Over 900 pages about a man who loves money so much that he has no interest in religion, the arts, literature, science, travel, partisan politics, his surroundings or fine living. Before the global recession (which reduced his fortune by around $16.5 billion), Warren Buffett was said to be the richest man on earth, with an estimated net worth of $62.3 billion in March 2008. But he lives in a house in Omaha, Nebraska, which he bought in 1958 for $31,500, subsists on a diet of hamburgers, cherry Cola and potato chips and spends his days in a repetitive routine which most people would find mortifyingly banal.Of course we all want Buffett’s wealth but I doubt many would enjoy the miserable existence that he calls a life. On cost benefit grounds even if I could mimic his financial genius I couldn’t bring myself to live what to me would be an extremely tedious and narrow obsession with the almighty buck.

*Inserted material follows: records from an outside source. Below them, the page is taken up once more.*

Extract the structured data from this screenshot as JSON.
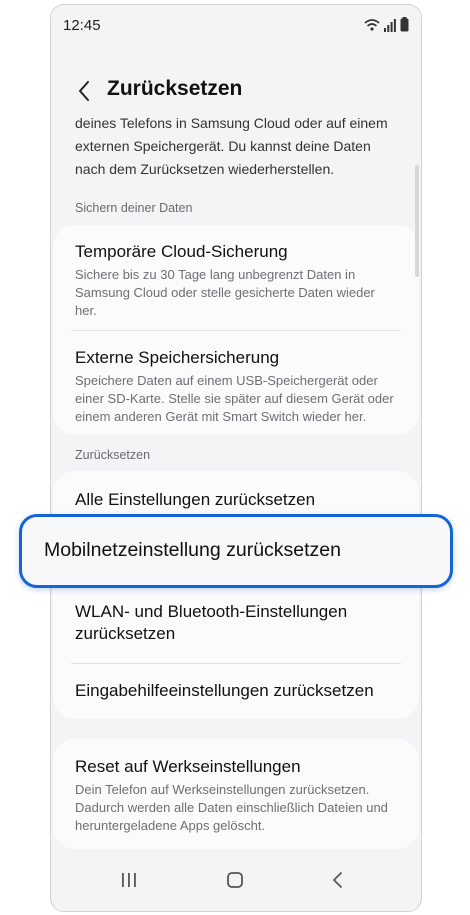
{
  "status": {
    "time": "12:45"
  },
  "header": {
    "title": "Zurücksetzen"
  },
  "intro_lines": [
    "deines Telefons in Samsung Cloud oder auf einem",
    "externen Speichergerät. Du kannst deine Daten",
    "nach dem Zurücksetzen wiederherstellen."
  ],
  "backup": {
    "section_label": "Sichern deiner Daten",
    "items": [
      {
        "title": "Temporäre Cloud-Sicherung",
        "desc_lines": [
          "Sichere bis zu 30 Tage lang unbegrenzt Daten in",
          "Samsung Cloud oder stelle gesicherte Daten wieder",
          "her."
        ]
      },
      {
        "title": "Externe Speichersicherung",
        "desc_lines": [
          "Speichere Daten auf einem USB-Speichergerät oder",
          "einer SD-Karte. Stelle sie später auf diesem Gerät oder",
          "einem anderen Gerät mit Smart Switch wieder her."
        ]
      }
    ]
  },
  "reset": {
    "section_label": "Zurücksetzen",
    "items": [
      {
        "title": "Alle Einstellungen zurücksetzen"
      },
      {
        "title": "Mobilnetzeinstellung zurücksetzen"
      },
      {
        "title_lines": [
          "WLAN- und Bluetooth-Einstellungen",
          "zurücksetzen"
        ]
      },
      {
        "title": "Eingabehilfeeinstellungen zurücksetzen"
      }
    ]
  },
  "factory": {
    "title": "Reset auf Werkseinstellungen",
    "desc_lines": [
      "Dein Telefon auf Werkseinstellungen zurücksetzen.",
      "Dadurch werden alle Daten einschließlich Dateien und",
      "heruntergeladene Apps gelöscht."
    ]
  },
  "icons": {
    "back": "chevron-left-icon",
    "wifi": "wifi-icon",
    "signal": "signal-icon",
    "battery": "battery-icon",
    "nav_recents": "recents-icon",
    "nav_home": "home-icon",
    "nav_back": "back-icon"
  },
  "colors": {
    "highlight_border": "#1565d8",
    "background": "#f4f4f6",
    "card": "#fbfbfc"
  }
}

Essentially the flaw in the Buffett view of the world is mercantilist. His object in life is to accumulate piles of silver not to spend it or even to leave it to his kids. The world’s richest man provides a living contradiction to the basic idea of economics that it is consumption not income that should matter.
Did I learn anything about investing from this book? I think so. Common sense ideas about trying to understand a business and taking advantage of the ‘madness of crowds’ were appealing. Buffett’s idea of a ‘safety margin’ and his obvious disdain for tricky financial engineering were refreshing.

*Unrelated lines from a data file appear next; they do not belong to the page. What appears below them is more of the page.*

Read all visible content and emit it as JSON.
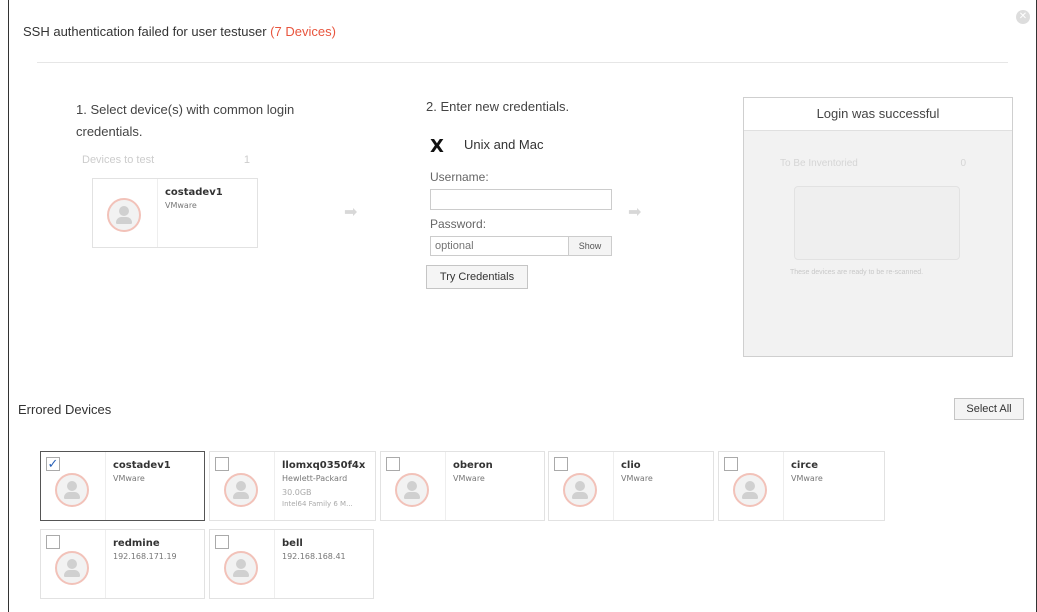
{
  "dialog": {
    "title": "SSH authentication failed for user testuser",
    "count": "(7 Devices)"
  },
  "step1": {
    "heading": "1. Select device(s) with common login credentials.",
    "devices_to_test_label": "Devices to test",
    "devices_to_test_count": "1",
    "device": {
      "name": "costadev1",
      "vendor": "VMware"
    }
  },
  "step2": {
    "heading": "2. Enter new credentials.",
    "os_logo": "X",
    "os_label": "Unix and Mac",
    "username_label": "Username:",
    "username_value": "",
    "password_label": "Password:",
    "password_placeholder": "optional",
    "show_label": "Show",
    "try_label": "Try Credentials"
  },
  "result": {
    "heading": "Login was successful",
    "to_be_inventoried_label": "To Be Inventoried",
    "to_be_inventoried_count": "0",
    "note": "These devices are ready to be re-scanned."
  },
  "errored": {
    "heading": "Errored Devices",
    "select_all_label": "Select All",
    "devices": [
      {
        "name": "costadev1",
        "sub": "VMware",
        "sub2": "",
        "sub3": "",
        "checked": true
      },
      {
        "name": "llomxq0350f4x",
        "sub": "Hewlett-Packard",
        "sub2": "30.0GB",
        "sub3": "Intel64 Family 6 M...",
        "checked": false
      },
      {
        "name": "oberon",
        "sub": "VMware",
        "sub2": "",
        "sub3": "",
        "checked": false
      },
      {
        "name": "clio",
        "sub": "VMware",
        "sub2": "",
        "sub3": "",
        "checked": false
      },
      {
        "name": "circe",
        "sub": "VMware",
        "sub2": "",
        "sub3": "",
        "checked": false
      },
      {
        "name": "redmine",
        "sub": "192.168.171.19",
        "sub2": "",
        "sub3": "",
        "checked": false
      },
      {
        "name": "bell",
        "sub": "192.168.168.41",
        "sub2": "",
        "sub3": "",
        "checked": false
      }
    ]
  },
  "colors": {
    "accent": "#e8553e",
    "check": "#2a62b8"
  }
}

Buffett is interested in accumulating wealth not in spending it. His recent stated intended philanthropy via the Gates Foundation is partly just a manifestation of this – Buffett just wants to control the distribution of his wealth beyond the grave. I guess too that GF’s ethical view that all human lives have equal worth would be supported by Buffett – he strongly believes that kids should not receive a meal ticket for life because they win a genetic lottery. That’s sensible.
*On a positive note he is honest and values hard work.